Why don’t the Cardinals buy it?

The Springfield Cardinals are already an outlier in minor league baseball because the team is owned by its Major League parent club. St. Louis doesn’t seem to have any interest in adding a ballpark to its portfolio, if the Cardinals’ attorney is to be believed.

How much might it cost to buy it?

Well, it’s not on Zillow. But at least a few bookends have been established. An attorney for JQH Trust said in 2018 that Hammons Field was valued at about $19.6 million, and that the city had offered $6 million for it. And that’s not counting the costs of building a water park or outfield bar or anything else that the Cards have asked for to keep it Texas League elite. 

How would a public owner, like the city, finance it and operate it?

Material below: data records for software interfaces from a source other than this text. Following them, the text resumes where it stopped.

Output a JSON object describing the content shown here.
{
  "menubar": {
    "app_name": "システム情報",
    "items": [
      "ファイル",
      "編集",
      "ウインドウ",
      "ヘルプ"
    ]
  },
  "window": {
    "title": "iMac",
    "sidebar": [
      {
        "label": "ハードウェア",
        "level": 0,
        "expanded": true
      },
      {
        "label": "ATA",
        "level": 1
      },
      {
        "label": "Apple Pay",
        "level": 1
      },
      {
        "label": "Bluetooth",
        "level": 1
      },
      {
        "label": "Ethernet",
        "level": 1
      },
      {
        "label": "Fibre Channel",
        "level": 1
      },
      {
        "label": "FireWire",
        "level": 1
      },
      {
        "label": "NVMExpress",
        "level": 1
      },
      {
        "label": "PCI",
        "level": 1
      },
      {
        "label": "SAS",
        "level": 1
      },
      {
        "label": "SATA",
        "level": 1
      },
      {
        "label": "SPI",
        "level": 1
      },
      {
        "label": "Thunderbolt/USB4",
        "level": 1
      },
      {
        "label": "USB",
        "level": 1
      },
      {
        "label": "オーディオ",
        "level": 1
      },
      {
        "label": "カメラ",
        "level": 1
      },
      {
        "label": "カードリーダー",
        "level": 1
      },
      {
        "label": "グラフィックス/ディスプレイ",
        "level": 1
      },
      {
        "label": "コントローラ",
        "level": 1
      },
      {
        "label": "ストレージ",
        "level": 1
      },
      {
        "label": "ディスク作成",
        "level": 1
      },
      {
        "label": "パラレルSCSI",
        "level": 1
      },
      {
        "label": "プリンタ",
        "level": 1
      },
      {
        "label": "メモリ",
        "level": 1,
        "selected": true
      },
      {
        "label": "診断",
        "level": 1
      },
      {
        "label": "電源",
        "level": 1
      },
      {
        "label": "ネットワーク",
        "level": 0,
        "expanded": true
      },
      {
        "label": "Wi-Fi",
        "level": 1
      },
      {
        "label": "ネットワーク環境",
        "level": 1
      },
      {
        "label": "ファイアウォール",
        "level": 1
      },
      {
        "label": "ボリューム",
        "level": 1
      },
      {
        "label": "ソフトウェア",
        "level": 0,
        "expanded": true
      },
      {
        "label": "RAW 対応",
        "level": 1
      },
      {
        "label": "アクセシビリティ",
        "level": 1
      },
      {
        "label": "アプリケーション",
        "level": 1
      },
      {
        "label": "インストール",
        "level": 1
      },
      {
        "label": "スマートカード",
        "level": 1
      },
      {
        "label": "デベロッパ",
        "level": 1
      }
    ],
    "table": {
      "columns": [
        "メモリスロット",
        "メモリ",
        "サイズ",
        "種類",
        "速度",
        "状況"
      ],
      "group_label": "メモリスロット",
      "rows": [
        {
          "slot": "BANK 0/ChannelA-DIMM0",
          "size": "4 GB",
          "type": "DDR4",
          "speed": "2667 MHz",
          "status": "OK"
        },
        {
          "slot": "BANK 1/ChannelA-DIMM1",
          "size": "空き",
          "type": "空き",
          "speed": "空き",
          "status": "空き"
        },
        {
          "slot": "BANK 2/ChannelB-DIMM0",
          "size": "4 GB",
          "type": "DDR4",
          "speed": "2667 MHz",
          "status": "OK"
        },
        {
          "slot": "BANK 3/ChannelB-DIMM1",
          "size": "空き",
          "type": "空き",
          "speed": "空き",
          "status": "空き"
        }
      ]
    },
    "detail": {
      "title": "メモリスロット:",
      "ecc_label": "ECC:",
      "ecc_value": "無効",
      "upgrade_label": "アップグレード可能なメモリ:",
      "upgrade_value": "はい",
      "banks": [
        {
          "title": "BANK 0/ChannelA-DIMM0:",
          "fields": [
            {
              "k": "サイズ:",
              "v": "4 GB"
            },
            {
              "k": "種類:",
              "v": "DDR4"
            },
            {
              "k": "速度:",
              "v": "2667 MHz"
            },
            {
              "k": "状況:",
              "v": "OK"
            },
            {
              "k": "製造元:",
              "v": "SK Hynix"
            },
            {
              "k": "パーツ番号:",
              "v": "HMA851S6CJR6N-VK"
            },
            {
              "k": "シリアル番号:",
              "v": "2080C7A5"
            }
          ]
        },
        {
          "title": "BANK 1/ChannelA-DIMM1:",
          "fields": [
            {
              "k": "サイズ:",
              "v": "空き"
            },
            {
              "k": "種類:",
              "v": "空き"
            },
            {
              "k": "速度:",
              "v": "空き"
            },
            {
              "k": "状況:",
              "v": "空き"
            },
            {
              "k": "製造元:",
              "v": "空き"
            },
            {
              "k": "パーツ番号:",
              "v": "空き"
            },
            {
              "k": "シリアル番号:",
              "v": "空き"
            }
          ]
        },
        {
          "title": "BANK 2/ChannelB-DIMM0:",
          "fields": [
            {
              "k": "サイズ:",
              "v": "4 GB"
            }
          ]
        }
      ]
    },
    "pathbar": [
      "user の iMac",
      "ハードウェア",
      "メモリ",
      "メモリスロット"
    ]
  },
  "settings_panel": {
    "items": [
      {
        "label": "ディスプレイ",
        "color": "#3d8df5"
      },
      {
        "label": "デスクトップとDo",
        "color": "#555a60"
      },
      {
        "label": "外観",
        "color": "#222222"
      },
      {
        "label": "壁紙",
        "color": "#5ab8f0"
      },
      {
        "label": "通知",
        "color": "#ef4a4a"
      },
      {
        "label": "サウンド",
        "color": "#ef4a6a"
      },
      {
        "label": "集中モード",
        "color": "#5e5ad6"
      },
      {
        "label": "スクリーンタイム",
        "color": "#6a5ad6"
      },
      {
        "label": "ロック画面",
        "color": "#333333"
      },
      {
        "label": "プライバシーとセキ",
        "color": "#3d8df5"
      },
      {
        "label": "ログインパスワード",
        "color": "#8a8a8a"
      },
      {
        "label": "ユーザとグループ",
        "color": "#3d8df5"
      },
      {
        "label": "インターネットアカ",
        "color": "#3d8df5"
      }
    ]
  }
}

While the marriage of city land and Wild West developer was a unique partnership, the way that the Hammons Field project was partially financed — through city-issued bonds approved by voters — remains common when it comes to building new ballparks. City officials aren’t commenting on the potential purchase of the stadium, let alone how it would be financed, so it’s tough to say what options might be on the table. If you know, feel free to email cmatteson@sgfcitizen.org

Cory Matteson

Cory Matteson moved to Springfield in 2022 to join the team of Daily Citizen journalists and staff eager to launch a local news nonprofit. He returned to the Show-Me State nearly two decades after graduating from the University of Missouri-Columbia. Prior to arriving in Springfield, he worked as a reporter at the Lincoln Journal Star and Casper Star-Tribune. More by Cory Matteson